An hour per week at the gym
During the study, 15 percent of the participants developed metabolic syndrome. Participants who complied with resistance exercise guidelines (two or more sessions per week) had a 17 percent lower risk of developing metabolic syndrome. Resistance exercise for even less than one hour per week was associated with a 29 percent lower risk. The analysis did account for influence of other healthy behaviors, such as smoking and regular endurance training.
More intensive resistance exercise training was not associated with any additional health benefits. It also made little difference if people did resistance exercise only on weekends or spread throughout the week. Doing both resistance and aerobic exercises provided the greatest benefits as the best exercise modality for the prevention of metabolic syndrome.

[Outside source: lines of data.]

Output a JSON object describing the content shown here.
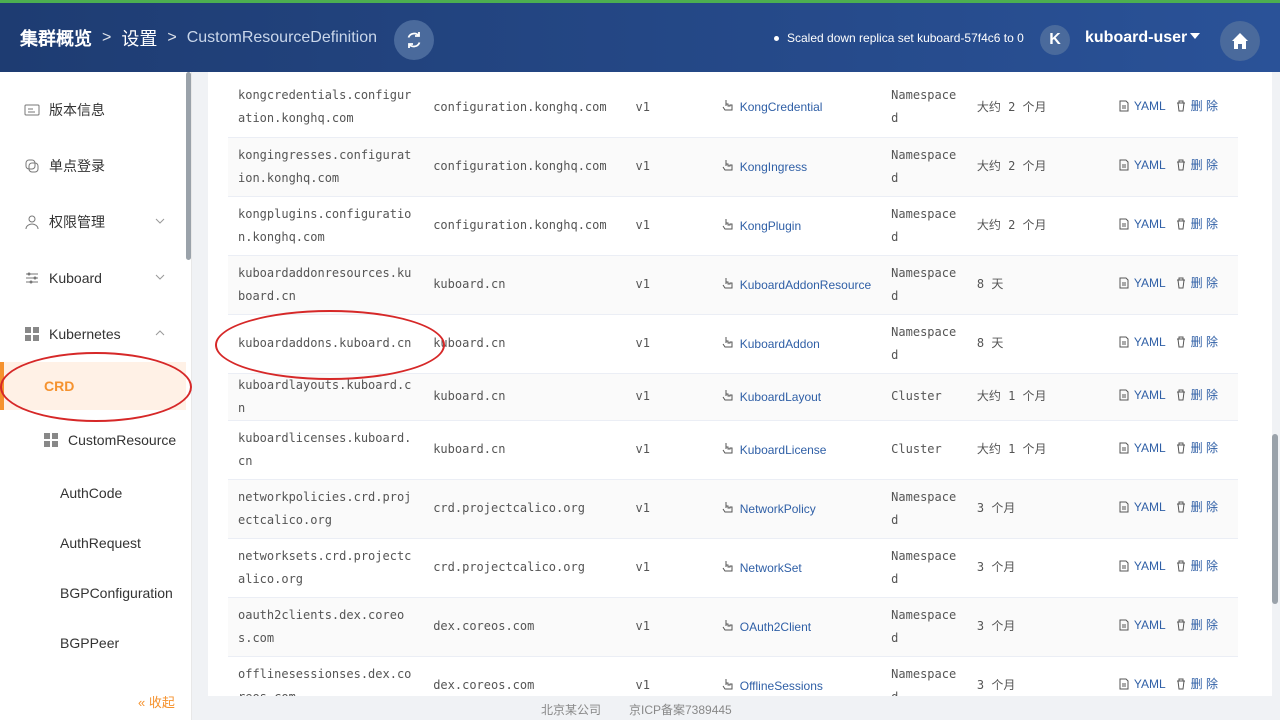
{
  "header": {
    "breadcrumb": [
      "集群概览",
      "设置",
      "CustomResourceDefinition"
    ],
    "event_message": "Scaled down replica set kuboard-57f4c6 to 0",
    "user_avatar_letter": "K",
    "user_name": "kuboard-user"
  },
  "sidebar": {
    "items": [
      {
        "label": "版本信息",
        "icon": "version-icon"
      },
      {
        "label": "单点登录",
        "icon": "sso-icon"
      },
      {
        "label": "权限管理",
        "icon": "user-icon"
      },
      {
        "label": "Kuboard",
        "icon": "sliders-icon"
      },
      {
        "label": "Kubernetes",
        "icon": "grid-icon"
      }
    ],
    "active_item": "CRD",
    "sub_items": [
      "CustomResource",
      "AuthCode",
      "AuthRequest",
      "BGPConfiguration",
      "BGPPeer"
    ],
    "collapse_label": "« 收起"
  },
  "table": {
    "yaml_label": "YAML",
    "delete_label": "删 除",
    "rows": [
      {
        "name": "kongcredentials.configuration.konghq.com",
        "group": "configuration.konghq.com",
        "version": "v1",
        "kind": "KongCredential",
        "scope": "Namespaced",
        "age": "大约 2 个月"
      },
      {
        "name": "kongingresses.configuration.konghq.com",
        "group": "configuration.konghq.com",
        "version": "v1",
        "kind": "KongIngress",
        "scope": "Namespaced",
        "age": "大约 2 个月"
      },
      {
        "name": "kongplugins.configuration.konghq.com",
        "group": "configuration.konghq.com",
        "version": "v1",
        "kind": "KongPlugin",
        "scope": "Namespaced",
        "age": "大约 2 个月"
      },
      {
        "name": "kuboardaddonresources.kuboard.cn",
        "group": "kuboard.cn",
        "version": "v1",
        "kind": "KuboardAddonResource",
        "scope": "Namespaced",
        "age": "8 天"
      },
      {
        "name": "kuboardaddons.kuboard.cn",
        "group": "kuboard.cn",
        "version": "v1",
        "kind": "KuboardAddon",
        "scope": "Namespaced",
        "age": "8 天"
      },
      {
        "name": "kuboardlayouts.kuboard.cn",
        "group": "kuboard.cn",
        "version": "v1",
        "kind": "KuboardLayout",
        "scope": "Cluster",
        "age": "大约 1 个月"
      },
      {
        "name": "kuboardlicenses.kuboard.cn",
        "group": "kuboard.cn",
        "version": "v1",
        "kind": "KuboardLicense",
        "scope": "Cluster",
        "age": "大约 1 个月"
      },
      {
        "name": "networkpolicies.crd.projectcalico.org",
        "group": "crd.projectcalico.org",
        "version": "v1",
        "kind": "NetworkPolicy",
        "scope": "Namespaced",
        "age": "3 个月"
      },
      {
        "name": "networksets.crd.projectcalico.org",
        "group": "crd.projectcalico.org",
        "version": "v1",
        "kind": "NetworkSet",
        "scope": "Namespaced",
        "age": "3 个月"
      },
      {
        "name": "oauth2clients.dex.coreos.com",
        "group": "dex.coreos.com",
        "version": "v1",
        "kind": "OAuth2Client",
        "scope": "Namespaced",
        "age": "3 个月"
      },
      {
        "name": "offlinesessionses.dex.coreos.com",
        "group": "dex.coreos.com",
        "version": "v1",
        "kind": "OfflineSessions",
        "scope": "Namespaced",
        "age": "3 个月"
      }
    ]
  },
  "footer": {
    "company": "北京某公司",
    "icp": "京ICP备案7389445"
  },
  "colors": {
    "header_bg": "#1e3c72",
    "accent": "#f5922e",
    "link": "#2f5fa6",
    "highlight": "#d62828"
  }
}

"Few studies have reported on the health effects of resistance exercise, and this is the first such study concerning metabolic syndrome," stated Esmée Bakker, the lead author of the study. "Our results indicate that a modest amount of resistance exercise, such as two 30-minute sessions per week, has the most beneficial effect. These findings should be included in the standard medical recommendations for preventing metabolic syndrome and future cardiovascular disease."